WHAT THE EXERCISE ASKS
From the entries below, copy every line that holds the word "name".

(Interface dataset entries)
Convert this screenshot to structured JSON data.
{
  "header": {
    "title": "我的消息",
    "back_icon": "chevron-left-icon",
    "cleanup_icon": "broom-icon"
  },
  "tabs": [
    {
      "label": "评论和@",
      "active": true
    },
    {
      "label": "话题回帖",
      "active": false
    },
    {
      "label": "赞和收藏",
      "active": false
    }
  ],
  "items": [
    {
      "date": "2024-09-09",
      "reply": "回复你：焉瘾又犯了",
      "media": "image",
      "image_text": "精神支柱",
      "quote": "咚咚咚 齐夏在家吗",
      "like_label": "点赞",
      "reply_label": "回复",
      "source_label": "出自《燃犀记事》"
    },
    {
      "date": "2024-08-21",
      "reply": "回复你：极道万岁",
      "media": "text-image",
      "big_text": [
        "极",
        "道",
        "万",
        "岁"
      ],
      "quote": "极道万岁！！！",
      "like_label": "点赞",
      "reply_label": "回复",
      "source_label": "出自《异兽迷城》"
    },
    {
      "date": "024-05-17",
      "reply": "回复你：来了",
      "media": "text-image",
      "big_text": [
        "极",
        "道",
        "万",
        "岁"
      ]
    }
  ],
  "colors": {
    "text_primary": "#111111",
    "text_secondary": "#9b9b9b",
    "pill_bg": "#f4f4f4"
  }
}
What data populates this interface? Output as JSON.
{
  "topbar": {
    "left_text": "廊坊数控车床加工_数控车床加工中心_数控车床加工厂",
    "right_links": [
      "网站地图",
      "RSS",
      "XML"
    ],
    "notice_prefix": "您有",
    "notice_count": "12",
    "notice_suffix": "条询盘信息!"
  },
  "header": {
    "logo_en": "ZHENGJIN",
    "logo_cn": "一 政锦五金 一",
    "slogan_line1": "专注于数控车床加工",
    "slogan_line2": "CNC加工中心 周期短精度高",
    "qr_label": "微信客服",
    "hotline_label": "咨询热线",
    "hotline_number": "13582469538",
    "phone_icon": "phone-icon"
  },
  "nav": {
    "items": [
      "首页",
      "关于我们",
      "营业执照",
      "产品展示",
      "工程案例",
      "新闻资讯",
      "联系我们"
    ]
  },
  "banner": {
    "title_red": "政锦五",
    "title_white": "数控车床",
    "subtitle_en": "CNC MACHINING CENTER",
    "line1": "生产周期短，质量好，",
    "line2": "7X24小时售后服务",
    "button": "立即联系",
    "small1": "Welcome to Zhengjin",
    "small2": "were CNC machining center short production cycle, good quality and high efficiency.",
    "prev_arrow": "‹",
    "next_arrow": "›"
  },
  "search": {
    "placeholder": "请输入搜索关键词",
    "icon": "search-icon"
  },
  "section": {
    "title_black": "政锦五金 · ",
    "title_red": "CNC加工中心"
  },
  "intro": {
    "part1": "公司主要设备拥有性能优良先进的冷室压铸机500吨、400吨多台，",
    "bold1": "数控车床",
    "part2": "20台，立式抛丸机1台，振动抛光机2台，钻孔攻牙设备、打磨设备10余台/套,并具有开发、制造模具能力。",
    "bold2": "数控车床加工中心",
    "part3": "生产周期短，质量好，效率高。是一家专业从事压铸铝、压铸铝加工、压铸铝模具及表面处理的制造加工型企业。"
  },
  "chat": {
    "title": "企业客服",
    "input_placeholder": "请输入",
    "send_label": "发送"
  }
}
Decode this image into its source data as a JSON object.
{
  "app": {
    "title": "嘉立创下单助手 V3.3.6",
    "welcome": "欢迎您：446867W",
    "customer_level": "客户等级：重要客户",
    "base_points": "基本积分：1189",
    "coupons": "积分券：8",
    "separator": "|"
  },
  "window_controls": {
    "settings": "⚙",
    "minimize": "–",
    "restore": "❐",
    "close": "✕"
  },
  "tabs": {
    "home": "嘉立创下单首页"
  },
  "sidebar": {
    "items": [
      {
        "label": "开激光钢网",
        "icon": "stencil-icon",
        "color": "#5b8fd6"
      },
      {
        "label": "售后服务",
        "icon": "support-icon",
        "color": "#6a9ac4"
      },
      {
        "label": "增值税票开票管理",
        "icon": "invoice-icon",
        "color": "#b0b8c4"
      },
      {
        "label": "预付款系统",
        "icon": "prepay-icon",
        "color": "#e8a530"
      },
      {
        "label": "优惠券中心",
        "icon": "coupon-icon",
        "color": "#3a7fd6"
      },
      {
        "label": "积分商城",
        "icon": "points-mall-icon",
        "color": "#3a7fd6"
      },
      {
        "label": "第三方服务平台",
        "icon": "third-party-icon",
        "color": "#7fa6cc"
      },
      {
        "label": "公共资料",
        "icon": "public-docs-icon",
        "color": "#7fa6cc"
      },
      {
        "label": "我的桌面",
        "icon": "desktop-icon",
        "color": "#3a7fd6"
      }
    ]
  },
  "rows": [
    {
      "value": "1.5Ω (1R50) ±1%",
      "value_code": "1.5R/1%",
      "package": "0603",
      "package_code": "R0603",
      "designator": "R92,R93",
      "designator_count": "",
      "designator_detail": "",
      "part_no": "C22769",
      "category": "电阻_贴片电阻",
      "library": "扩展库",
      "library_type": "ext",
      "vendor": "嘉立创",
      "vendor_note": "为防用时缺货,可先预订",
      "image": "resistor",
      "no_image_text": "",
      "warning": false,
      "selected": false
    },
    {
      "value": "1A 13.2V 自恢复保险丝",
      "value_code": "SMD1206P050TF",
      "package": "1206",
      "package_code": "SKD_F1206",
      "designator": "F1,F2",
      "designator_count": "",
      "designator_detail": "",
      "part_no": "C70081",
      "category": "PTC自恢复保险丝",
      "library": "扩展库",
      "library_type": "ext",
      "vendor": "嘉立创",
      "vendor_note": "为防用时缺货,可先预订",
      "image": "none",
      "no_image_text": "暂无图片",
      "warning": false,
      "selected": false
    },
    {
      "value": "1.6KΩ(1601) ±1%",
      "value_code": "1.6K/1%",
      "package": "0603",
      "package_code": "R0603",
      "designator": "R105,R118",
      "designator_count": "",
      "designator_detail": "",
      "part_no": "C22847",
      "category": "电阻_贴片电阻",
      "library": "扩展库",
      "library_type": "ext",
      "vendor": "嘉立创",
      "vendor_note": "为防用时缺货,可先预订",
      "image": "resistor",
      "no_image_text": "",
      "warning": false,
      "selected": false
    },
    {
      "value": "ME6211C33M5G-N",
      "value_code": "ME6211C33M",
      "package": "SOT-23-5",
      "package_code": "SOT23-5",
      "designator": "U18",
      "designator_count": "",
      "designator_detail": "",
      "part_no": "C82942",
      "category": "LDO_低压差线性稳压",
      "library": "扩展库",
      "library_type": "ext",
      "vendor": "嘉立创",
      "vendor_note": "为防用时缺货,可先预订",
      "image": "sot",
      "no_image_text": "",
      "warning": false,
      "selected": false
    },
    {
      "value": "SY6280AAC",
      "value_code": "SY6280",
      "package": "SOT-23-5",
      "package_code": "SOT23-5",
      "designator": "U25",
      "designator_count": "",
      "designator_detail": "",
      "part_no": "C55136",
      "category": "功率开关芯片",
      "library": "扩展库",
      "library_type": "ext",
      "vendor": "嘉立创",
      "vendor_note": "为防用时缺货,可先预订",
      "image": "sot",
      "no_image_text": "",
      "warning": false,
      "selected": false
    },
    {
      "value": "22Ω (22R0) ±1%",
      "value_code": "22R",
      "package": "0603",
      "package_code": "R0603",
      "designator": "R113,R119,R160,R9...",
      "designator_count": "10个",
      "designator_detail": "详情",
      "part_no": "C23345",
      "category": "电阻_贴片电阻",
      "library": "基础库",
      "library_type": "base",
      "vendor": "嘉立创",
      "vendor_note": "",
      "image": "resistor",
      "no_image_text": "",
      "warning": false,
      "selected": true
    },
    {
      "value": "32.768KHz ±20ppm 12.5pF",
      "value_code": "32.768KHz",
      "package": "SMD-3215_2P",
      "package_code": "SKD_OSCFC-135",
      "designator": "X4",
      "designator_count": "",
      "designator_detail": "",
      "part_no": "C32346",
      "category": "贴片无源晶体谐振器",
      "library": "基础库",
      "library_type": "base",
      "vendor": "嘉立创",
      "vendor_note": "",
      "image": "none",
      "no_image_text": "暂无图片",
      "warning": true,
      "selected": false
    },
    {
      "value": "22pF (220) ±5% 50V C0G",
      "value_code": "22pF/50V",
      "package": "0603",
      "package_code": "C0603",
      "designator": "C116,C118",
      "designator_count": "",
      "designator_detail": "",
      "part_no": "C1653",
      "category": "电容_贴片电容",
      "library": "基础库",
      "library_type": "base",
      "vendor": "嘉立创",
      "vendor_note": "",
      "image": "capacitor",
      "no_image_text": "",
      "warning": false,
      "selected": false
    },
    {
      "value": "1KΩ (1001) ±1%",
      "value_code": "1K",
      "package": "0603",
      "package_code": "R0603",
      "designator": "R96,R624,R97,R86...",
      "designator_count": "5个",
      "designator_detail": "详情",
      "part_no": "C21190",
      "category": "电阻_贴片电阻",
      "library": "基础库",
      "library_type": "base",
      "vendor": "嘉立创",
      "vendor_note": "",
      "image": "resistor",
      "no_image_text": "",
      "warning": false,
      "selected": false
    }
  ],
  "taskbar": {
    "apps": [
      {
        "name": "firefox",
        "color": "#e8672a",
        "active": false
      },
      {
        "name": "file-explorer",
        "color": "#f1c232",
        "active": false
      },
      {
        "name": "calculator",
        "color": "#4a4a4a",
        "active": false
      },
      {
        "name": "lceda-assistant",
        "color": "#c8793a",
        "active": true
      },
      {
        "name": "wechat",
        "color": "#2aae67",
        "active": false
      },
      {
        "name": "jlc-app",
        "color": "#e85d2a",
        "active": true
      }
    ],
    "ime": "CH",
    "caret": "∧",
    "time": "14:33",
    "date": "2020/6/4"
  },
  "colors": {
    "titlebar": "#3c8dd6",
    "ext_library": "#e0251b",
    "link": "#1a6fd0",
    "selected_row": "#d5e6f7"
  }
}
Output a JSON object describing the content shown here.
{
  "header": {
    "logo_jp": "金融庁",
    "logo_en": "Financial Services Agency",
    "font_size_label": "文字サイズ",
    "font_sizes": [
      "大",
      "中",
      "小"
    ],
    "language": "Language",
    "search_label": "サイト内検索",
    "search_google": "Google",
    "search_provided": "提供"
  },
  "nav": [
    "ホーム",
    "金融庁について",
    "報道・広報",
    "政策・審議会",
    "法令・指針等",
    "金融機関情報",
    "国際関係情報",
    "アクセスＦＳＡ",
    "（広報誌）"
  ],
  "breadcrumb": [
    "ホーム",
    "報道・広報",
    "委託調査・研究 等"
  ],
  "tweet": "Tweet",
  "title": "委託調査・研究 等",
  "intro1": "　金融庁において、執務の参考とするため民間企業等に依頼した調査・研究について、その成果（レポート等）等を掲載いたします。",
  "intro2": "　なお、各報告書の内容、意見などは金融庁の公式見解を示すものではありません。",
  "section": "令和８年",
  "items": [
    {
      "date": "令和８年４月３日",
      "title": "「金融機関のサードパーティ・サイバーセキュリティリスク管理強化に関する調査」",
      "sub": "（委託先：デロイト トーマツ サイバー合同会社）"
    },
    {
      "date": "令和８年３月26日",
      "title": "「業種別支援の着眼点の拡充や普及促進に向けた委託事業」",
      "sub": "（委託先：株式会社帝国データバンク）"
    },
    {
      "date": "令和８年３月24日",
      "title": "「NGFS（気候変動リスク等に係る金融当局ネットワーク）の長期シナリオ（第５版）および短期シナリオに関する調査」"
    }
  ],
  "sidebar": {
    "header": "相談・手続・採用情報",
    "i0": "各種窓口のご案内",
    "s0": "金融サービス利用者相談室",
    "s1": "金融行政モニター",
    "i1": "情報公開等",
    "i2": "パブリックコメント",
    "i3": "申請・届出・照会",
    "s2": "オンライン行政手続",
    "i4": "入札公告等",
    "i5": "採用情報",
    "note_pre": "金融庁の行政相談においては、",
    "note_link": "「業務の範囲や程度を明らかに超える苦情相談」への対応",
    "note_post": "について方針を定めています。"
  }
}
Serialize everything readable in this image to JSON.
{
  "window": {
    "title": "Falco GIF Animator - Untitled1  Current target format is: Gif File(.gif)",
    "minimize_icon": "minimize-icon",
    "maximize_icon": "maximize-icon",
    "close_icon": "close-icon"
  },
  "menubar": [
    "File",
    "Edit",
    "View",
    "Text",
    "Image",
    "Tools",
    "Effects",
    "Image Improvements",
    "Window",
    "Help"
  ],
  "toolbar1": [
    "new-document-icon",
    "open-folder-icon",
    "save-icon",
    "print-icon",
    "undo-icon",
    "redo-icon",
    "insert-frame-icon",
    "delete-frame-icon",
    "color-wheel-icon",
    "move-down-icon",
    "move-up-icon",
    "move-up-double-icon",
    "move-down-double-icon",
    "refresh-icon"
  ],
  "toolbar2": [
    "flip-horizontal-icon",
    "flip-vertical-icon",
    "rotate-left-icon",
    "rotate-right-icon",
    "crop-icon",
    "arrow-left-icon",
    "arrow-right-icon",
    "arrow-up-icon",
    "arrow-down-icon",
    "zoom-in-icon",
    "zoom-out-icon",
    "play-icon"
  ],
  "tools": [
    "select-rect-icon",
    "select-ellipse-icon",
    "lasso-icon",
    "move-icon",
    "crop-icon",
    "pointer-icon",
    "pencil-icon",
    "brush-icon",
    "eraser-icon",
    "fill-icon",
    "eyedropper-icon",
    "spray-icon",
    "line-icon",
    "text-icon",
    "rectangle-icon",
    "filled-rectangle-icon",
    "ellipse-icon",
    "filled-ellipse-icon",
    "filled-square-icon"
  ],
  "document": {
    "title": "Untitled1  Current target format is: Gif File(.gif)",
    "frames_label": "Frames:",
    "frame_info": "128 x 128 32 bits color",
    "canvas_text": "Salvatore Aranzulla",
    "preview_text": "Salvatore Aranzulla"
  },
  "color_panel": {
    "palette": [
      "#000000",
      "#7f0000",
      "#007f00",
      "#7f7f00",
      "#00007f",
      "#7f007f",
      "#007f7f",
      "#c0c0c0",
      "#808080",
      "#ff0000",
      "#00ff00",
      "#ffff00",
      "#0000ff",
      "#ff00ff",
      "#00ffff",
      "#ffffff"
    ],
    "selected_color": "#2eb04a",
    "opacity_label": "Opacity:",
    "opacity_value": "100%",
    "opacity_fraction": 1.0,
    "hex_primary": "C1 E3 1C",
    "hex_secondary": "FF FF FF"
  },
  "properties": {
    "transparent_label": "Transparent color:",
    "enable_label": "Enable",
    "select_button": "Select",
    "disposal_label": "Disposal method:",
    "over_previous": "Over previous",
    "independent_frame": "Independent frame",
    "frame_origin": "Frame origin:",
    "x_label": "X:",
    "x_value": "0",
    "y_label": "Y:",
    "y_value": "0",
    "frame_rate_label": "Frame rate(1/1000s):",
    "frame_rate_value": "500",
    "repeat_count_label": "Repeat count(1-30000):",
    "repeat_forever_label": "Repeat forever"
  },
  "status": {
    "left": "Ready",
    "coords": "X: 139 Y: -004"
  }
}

RESULT
        "name": "firefox",
        "name": "file-explorer",
        "name": "calculator",
        "name": "lceda-assistant",
        "name": "wechat",
        "name": "jlc-app",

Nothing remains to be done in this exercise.